Last year, ADANE also hosted a trip consisting of pre-recorded footage of a farm with poor internet connectivity. O’Shea and the farmer connected live for the event, appearing in a “SportsCenter”-esque format, superimposed at desk over the video and providing play-by-play of the trip while answering live questions.

LIVE, unscripted engagement is still the key to success.

The support O’Shea receives allows ADANE to focus on high-quality engagement as well.

KELSEY: “Our partnership works very seamlessly to produce something that gives all the benefits of feeling live without any of the detriments. It is absolutely live, candid and engaging. The audience gets to be a part of the conversation driver. 

But every good ‘go with the flow’ event has someone planning it to a T. The backend is exceptionally well-planned and executed, but there’s a difference between planning and scripting. Scripting doesn’t work for us. It’s never how we’ve operated. We have farmer hosts who love to engage in phenomenal ways. I wouldn’t want to script them even if I tried. 

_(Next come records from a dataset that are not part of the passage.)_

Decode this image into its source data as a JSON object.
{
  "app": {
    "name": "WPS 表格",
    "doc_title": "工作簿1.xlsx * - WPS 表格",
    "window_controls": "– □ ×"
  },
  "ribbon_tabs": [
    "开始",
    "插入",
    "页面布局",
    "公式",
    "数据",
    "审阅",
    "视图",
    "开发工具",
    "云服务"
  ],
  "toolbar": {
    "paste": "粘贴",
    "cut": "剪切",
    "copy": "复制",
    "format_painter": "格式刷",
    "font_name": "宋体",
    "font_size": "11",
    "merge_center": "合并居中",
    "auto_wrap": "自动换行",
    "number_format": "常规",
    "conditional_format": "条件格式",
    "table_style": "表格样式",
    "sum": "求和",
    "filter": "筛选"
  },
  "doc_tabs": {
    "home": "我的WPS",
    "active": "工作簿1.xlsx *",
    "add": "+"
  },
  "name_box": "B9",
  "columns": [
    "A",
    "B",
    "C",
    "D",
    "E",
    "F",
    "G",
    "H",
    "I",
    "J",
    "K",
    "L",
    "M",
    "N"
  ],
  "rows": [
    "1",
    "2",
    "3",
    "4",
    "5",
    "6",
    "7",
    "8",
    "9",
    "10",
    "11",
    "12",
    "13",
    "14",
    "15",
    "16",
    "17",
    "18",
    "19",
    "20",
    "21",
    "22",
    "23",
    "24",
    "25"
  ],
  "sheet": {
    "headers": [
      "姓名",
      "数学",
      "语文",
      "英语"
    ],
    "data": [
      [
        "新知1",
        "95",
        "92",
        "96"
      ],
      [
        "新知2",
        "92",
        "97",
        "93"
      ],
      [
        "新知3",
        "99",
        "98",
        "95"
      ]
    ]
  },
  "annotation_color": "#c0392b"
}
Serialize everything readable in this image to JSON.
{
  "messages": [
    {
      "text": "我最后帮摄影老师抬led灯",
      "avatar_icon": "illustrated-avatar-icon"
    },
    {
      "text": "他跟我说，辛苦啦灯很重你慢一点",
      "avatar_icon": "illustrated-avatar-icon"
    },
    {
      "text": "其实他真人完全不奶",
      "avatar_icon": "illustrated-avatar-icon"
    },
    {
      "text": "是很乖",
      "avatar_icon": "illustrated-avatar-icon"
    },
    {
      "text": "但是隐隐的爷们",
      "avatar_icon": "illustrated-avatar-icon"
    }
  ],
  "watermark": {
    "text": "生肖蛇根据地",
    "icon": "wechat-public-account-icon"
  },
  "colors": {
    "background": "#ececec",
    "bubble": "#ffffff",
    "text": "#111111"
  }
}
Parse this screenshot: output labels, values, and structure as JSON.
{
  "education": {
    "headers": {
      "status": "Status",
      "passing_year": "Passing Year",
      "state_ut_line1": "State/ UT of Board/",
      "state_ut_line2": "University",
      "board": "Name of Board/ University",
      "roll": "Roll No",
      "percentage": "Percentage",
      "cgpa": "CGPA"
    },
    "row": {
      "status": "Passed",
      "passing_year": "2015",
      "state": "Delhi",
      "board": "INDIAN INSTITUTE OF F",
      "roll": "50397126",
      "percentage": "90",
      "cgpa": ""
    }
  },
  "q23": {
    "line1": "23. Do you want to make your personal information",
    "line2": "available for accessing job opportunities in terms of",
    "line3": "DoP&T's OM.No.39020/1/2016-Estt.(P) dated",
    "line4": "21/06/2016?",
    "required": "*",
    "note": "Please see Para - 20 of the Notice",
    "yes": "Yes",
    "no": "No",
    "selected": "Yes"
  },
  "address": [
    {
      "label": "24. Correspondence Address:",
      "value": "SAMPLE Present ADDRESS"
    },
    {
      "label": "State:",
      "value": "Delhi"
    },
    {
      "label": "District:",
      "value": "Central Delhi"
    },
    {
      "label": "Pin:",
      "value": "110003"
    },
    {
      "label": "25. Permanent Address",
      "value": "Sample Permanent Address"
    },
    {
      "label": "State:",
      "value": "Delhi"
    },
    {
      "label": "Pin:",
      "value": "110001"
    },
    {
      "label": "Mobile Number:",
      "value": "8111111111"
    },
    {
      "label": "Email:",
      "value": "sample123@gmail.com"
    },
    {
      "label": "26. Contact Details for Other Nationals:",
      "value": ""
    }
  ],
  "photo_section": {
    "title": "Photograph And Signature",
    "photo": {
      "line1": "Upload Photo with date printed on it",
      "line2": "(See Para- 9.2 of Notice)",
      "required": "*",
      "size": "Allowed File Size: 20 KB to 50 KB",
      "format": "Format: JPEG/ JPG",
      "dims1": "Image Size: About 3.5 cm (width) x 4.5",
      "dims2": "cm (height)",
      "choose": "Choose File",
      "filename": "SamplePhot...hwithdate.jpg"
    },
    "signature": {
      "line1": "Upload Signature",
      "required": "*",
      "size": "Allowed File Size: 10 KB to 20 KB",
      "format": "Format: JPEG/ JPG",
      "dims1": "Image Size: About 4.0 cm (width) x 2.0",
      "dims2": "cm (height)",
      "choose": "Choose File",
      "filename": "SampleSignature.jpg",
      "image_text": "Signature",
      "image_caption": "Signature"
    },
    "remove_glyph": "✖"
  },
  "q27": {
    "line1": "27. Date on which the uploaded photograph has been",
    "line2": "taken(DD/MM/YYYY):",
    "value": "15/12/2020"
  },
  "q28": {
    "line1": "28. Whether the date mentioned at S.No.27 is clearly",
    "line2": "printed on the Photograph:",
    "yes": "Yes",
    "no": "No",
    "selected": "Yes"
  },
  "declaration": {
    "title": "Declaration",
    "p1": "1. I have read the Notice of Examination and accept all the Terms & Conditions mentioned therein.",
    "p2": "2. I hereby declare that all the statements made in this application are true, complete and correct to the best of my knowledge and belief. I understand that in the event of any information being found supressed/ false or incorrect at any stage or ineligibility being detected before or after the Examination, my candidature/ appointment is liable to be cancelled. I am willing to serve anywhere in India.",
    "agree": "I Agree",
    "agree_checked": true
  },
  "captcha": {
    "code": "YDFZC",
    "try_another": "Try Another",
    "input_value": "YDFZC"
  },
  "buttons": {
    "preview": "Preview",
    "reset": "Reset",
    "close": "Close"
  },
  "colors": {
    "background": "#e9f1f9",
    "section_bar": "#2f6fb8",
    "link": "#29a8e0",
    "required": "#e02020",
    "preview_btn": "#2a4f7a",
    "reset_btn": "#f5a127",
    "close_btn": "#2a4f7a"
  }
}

It keeps people coming back and knowing it’s not just a pre-recording of a farm and cow being milked. There are new, interesting factors each and every time.” 

Getting the message and knowing the impact.

KELSEY: “Our goals are always to be hitting our three key messages…farmers care about their animals; they care about the land; and that dairy is a nutrient-dense product. The rest of the details are just a cool vehicle for those three things. So as long as those are getting across, this is a great format for doing so.

Shift•ology’s post-tour evaluations and reporting are a really big part of knowing that. We receive excellent feedback that shows a shift in attitudes that I can report back to our farmers who run our organization. Registration is one thing, but if I have proof to show that people are walking away with different attitudes, that, to me, is a slam dunk.”

But is that impact changing? Is there still value in Virtual Farm Trips in a post-pandemic world?

KELSEY: “I still think there’s a ton of value in it. Have we seen registrations not reaching 40,000 for every tour? Absolutely. But what I’m realizing is two things:

  1. Digital content is no longer about virality. It’s about the depth of engagement…the quality of the connection you make with those that show up. I want our teachers to be Virtual Farm Trip lovers and repeat registrants. That’s more important to me than huge numbers. 
  2. We multiply the value through live streaming and utilizing Facebook and YouTube ads to promote recordings. That’s where students live. The average watch time of a YouTube video, depending upon content, is pretty small, anywhere from 30 seconds to 2 and half minutes. Our average watch time on virtual tours is between 8 and 12 minutes. That’s only about half a tour, but holy bananas, that’s really long for YouTube!

I’m really loving the idea that creating the highest quality experience in the moment also creates additional value after the fact. We aren’t necessarily reaching the high numbers live like we were, but if I can make my way back to the front of kids’ screens on YouTube at a later time, I will absolutely take that all day long.” 

“Holy Bananas!” — Kelsey O’Shea shares the impact of American Dairy Association North East’s Virtual Farm Trips on student reach and retention in this episode of the Shooting the Shift podcast.